Mylan last spring recalled tens of thousands of EpiPen injectors that had been manufactured by a Pfizer unit that were potentially faulty. It turns out the recalls came right after an FDA inspection at the Meridian Medical Technologies plant, where the FDA found it had been producing the pens even in the face of mounting evidence many were failing during life and death emergencies.
The FDA on Tuesday issued the Pfizer facility a warning letter in which it slammed the operation near St. Louis, Missouri, for failing to thoroughly investigate hundreds of complaints about faulty EpiPen and EpiPen Jr. products .
“In fact, your own data show that you received hundreds of complaints that your EpiPen products failed to operate during life-threatening emergencies, including some situations in which patients subsequently died,” the FDA letter said.
In an emailed response today, Pfizer said, “Patient safety is of primary importance to Pfizer. We stand behind the quality, safety and efficacy of the products we manufacture. We will continue to work with the FDA to resolve the points raised in the letter.”
Then a short time letter it added, "Between 2015 and now, we have shipped more than 30 million EpiPen Auto-Injectors globally. It’s not unusual to receive product complaints, especially when the product is frequently administered by non-medically trained individuals. We currently have no information to indicate that there was any causal connection between these product complaints and any patient deaths."
In a September 11 note to clients, Bernstein analyst Ronny Gal, pointed out the frustrated tone in the FDA warning letter and suggested the agency might be making a case to approve a generic, or even remove the EpiPen from the market in the future.
"Epipen can’t be removed from the market today given patient need," Gal wrote. "However, when a couple of generics are approved…brand manufacturing better be fixed, otherwise removal comes into the realm of possibilities."
For years, the epinephrine pens have been the most used product for emergency treatment of serious allergic reactions, including anaphylaxis. Its widespread use, in fact, led to a political and public backlash because of constant price hikes Mylan tacked onto the pens.
The FDA had inspected the plant several years ago then returned in late February for what turned out to be a month-long look at the facility’s manufacturing practices. It was then investigators discovered the facility had received 171 complaints about misfiring pens since the FDA's last visit.
In March, Mylan first recalled about 80,000 injectors from around the world then a week later recalled thousands more from the U.S. even as the FDA was still in the midst of the four-week inspection that concluded March 24.
According to the warning letter, inspectors found the company had let complaints pile up without figuring out the source of the problems. Some complaints were for EpiPen activation problems during use, and some for products that spontaneously dispensed epinephrine so that when a provider needed it for an emergency, there was no drug to inject.

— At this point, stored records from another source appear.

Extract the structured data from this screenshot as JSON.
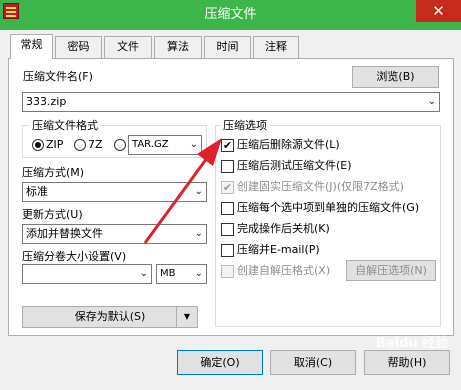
{
  "window": {
    "title": "压缩文件"
  },
  "tabs": [
    "常规",
    "密码",
    "文件",
    "算法",
    "时间",
    "注释"
  ],
  "archive_name": {
    "label": "压缩文件名(F)",
    "value": "333.zip",
    "browse_label": "浏览(B)"
  },
  "format": {
    "group_label": "压缩文件格式",
    "options": [
      "ZIP",
      "7Z",
      "TAR.GZ"
    ],
    "selected": "ZIP"
  },
  "method": {
    "label": "压缩方式(M)",
    "value": "标准"
  },
  "update": {
    "label": "更新方式(U)",
    "value": "添加并替换文件"
  },
  "split": {
    "label": "压缩分卷大小设置(V)",
    "value": "",
    "unit": "MB"
  },
  "save_default_label": "保存为默认(S)",
  "options_group": {
    "label": "压缩选项",
    "items": [
      {
        "label": "压缩后删除源文件(L)",
        "checked": true,
        "enabled": true
      },
      {
        "label": "压缩后测试压缩文件(E)",
        "checked": false,
        "enabled": true
      },
      {
        "label": "创建固实压缩文件(J)(仅限7Z格式)",
        "checked": true,
        "enabled": false
      },
      {
        "label": "压缩每个选中项到单独的压缩文件(G)",
        "checked": false,
        "enabled": true
      },
      {
        "label": "完成操作后关机(K)",
        "checked": false,
        "enabled": true
      },
      {
        "label": "压缩并E-mail(P)",
        "checked": false,
        "enabled": true
      },
      {
        "label": "创建自解压格式(X)",
        "checked": false,
        "enabled": false
      }
    ],
    "sfx_options_label": "自解压选项(N)"
  },
  "footer": {
    "ok_label": "确定(O)",
    "cancel_label": "取消(C)",
    "help_label": "帮助(H)"
  },
  "watermark": "Baidu 经验",
  "colors": {
    "titlebar": "#3cb54a",
    "arrow": "#e0202a",
    "close": "#c42b1c"
  }
}
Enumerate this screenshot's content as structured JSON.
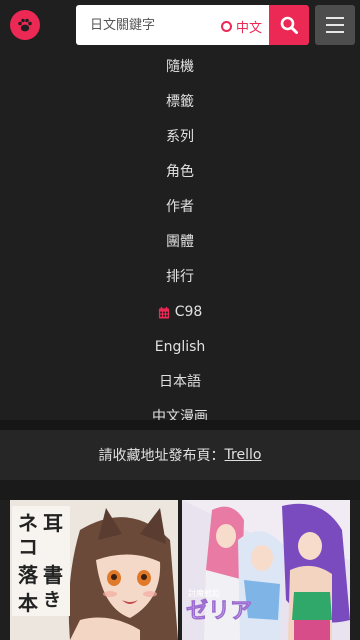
{
  "header": {
    "search": {
      "placeholder": "日文關鍵字"
    },
    "lang_toggle_label": "中文",
    "accent": "#ec2854"
  },
  "nav": {
    "items": [
      {
        "label": "隨機"
      },
      {
        "label": "標籤"
      },
      {
        "label": "系列"
      },
      {
        "label": "角色"
      },
      {
        "label": "作者"
      },
      {
        "label": "團體"
      },
      {
        "label": "排行"
      },
      {
        "label": "C98",
        "icon": "calendar-icon"
      },
      {
        "label": "English"
      },
      {
        "label": "日本語"
      },
      {
        "label": "中文漫画"
      }
    ]
  },
  "notice": {
    "text": "請收藏地址發布頁：",
    "link_label": "Trello"
  },
  "gallery": {
    "thumbnails": [
      {
        "cover_title_vertical": "ネコ耳落書き本"
      },
      {
        "cover_title": "ゼリア"
      }
    ]
  }
}
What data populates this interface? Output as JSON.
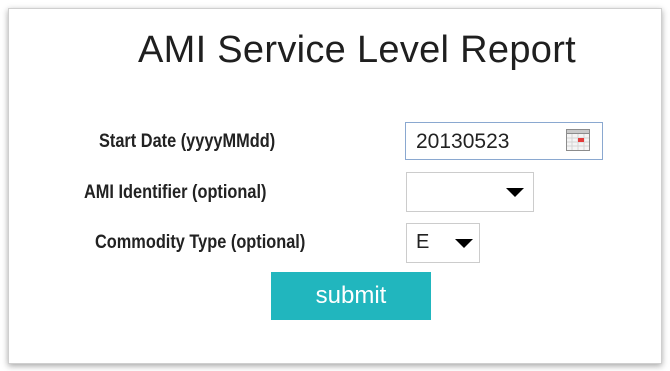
{
  "page": {
    "title": "AMI Service Level Report"
  },
  "form": {
    "start_date": {
      "label": "Start Date (yyyyMMdd)",
      "value": "20130523",
      "icon": "calendar-icon"
    },
    "ami_identifier": {
      "label": "AMI Identifier (optional)",
      "value": "",
      "icon": "chevron-down-icon"
    },
    "commodity_type": {
      "label": "Commodity Type (optional)",
      "value": "E",
      "icon": "chevron-down-icon"
    },
    "submit_label": "submit"
  },
  "colors": {
    "submit_background": "#21b6be",
    "submit_text": "#ffffff",
    "date_input_border": "#8aa8d0"
  }
}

The FDA pointed out that Meridian, a year earlier during receipt testing of some incoming components, discovered a defect in one of the critical parts. It rejected a couple of lots of components, then left it to the supplier to investigate the issue—a process that took eight months.
The FDA upbraided Meridian because it didn’t widen its own investigation to other potentially affected products. It didn’t recall EpiPens from the market at that point, and it didn’t even make the connection that the defective part might be the source of the numerous customer complaints, which in fact it “ultimately confirmed.” Instead, the FDA said, it continued to manufacture units with faulty components which Mylan shipped throughout the country and the rest of the world.
It wasn’t until the FDA urged the company to look at the issue more closely, the warning letter says, that the Pfizer operation discovered that its supplier had produced a “deformed” part that was used in multiple lots of EpiPen products, 13 of which had been distributed in the U.S. It was only at that point the Meridian recalled the potentially defective units.
The FDA letter went on to lay out a host of shortcomings it observed in the company’s methods for detecting and analyzing trends in unit defects and why Meridian’s responses and proposed fixes failed to satisfy the agency.
It also points out that some of the problems were repeat violations, and that they were similar to problems inspectors had found during an inspection in 2014. “These repeated failures demonstrate that your facility's oversight and control over the manufacture of these products is inadequate.”
Meridian has run into federal trouble before. In 2013, it had to replace injectors sold to the military that were to be used in case of a sarin gas attack. Pfizer had discovered that about 7 out of 1,000 of its DuoDote autoinjectors containing atropine and pralidoxime didn't contain enough of one or both of the drugs.